The strength of this study lies in its reliance on the action research method which ensures active participation of all stakeholders. Yet, the task of managing the interest of the ‘many’ and ensuring that every opinion ‘counts’ may be the big challenge of the research process. We hope to address these through action learning and transdisciplinary approaches recommended for use in AT projects.26
Gaps between research and practice or policy and practice gaps are some of the persistent problems in disability studies. In adopting an action research process, we intend to avoid these gaps to evolve a participatory and innovative process leading to development of an implementable AT policy in Malawi. The benefits of an AT policy in Malawi are numerous. However, a realistic and implementable policy would overcome the limitations of past policies on disability in Malawi that failed to address the health and social challenges of PWD. APPLICABLE presents as an opportunity to demonstrate an innovative and participatory way of policy development that may be adapted for use in other settings.
We are grateful to the members of APPLICABLE action research group and all stakeholders involved in the formative research process.
Presented at The abstract was accepted for presentation at the 6th African Network for Evidence-to-Action in Disability (AfriNEAD) Conference that will held in South Africa in December 2020.
Contributors IDE and MM conceptualised the protocol with significant contributions from EMS and AM. IDE wrote the initial draft which was reviewed by EMS, JK, MZJ, AM and MM. All authors read and approved the final version of the manuscript.
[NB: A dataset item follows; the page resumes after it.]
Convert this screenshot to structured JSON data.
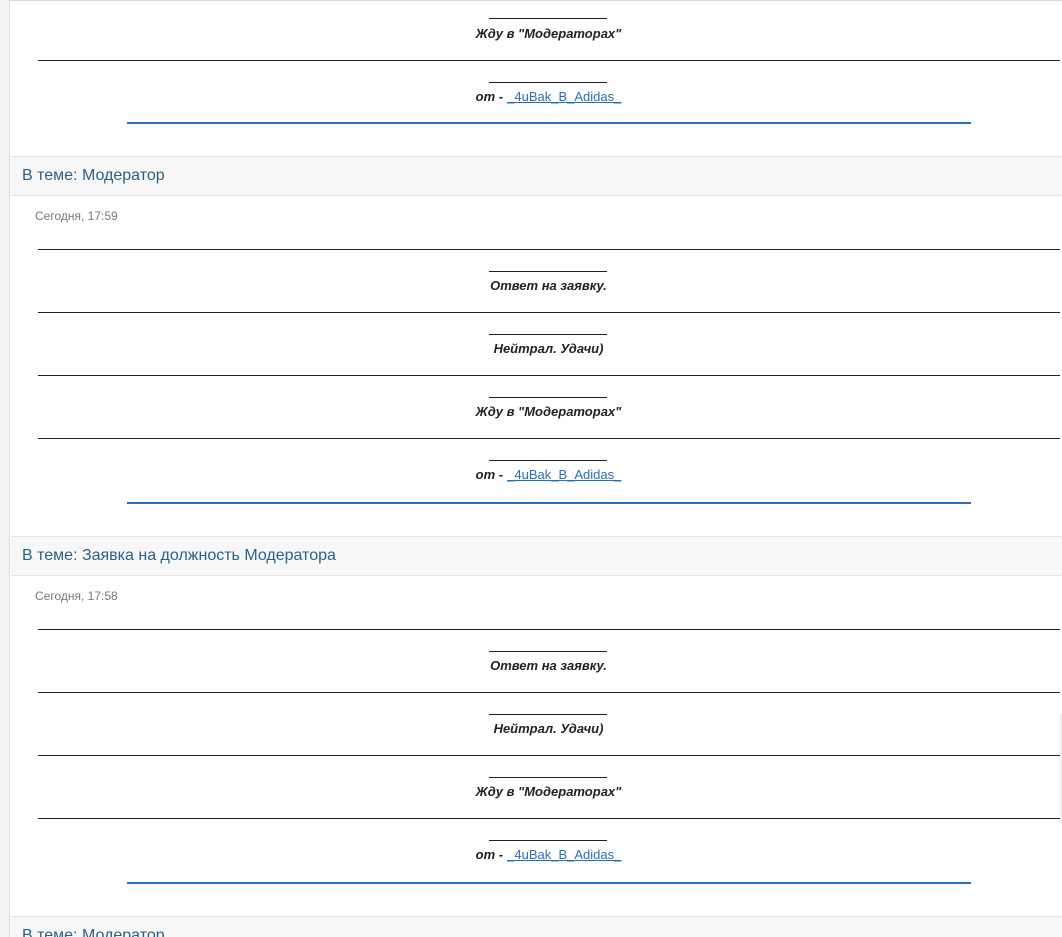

Funding This work was supported by funding from the Irish Research Council (IRC) grant number-COALESCE/2019/114.
Competing interests None declared.
Patient consent for publication Not required.
Provenance and peer review Not commissioned; externally peer reviewed.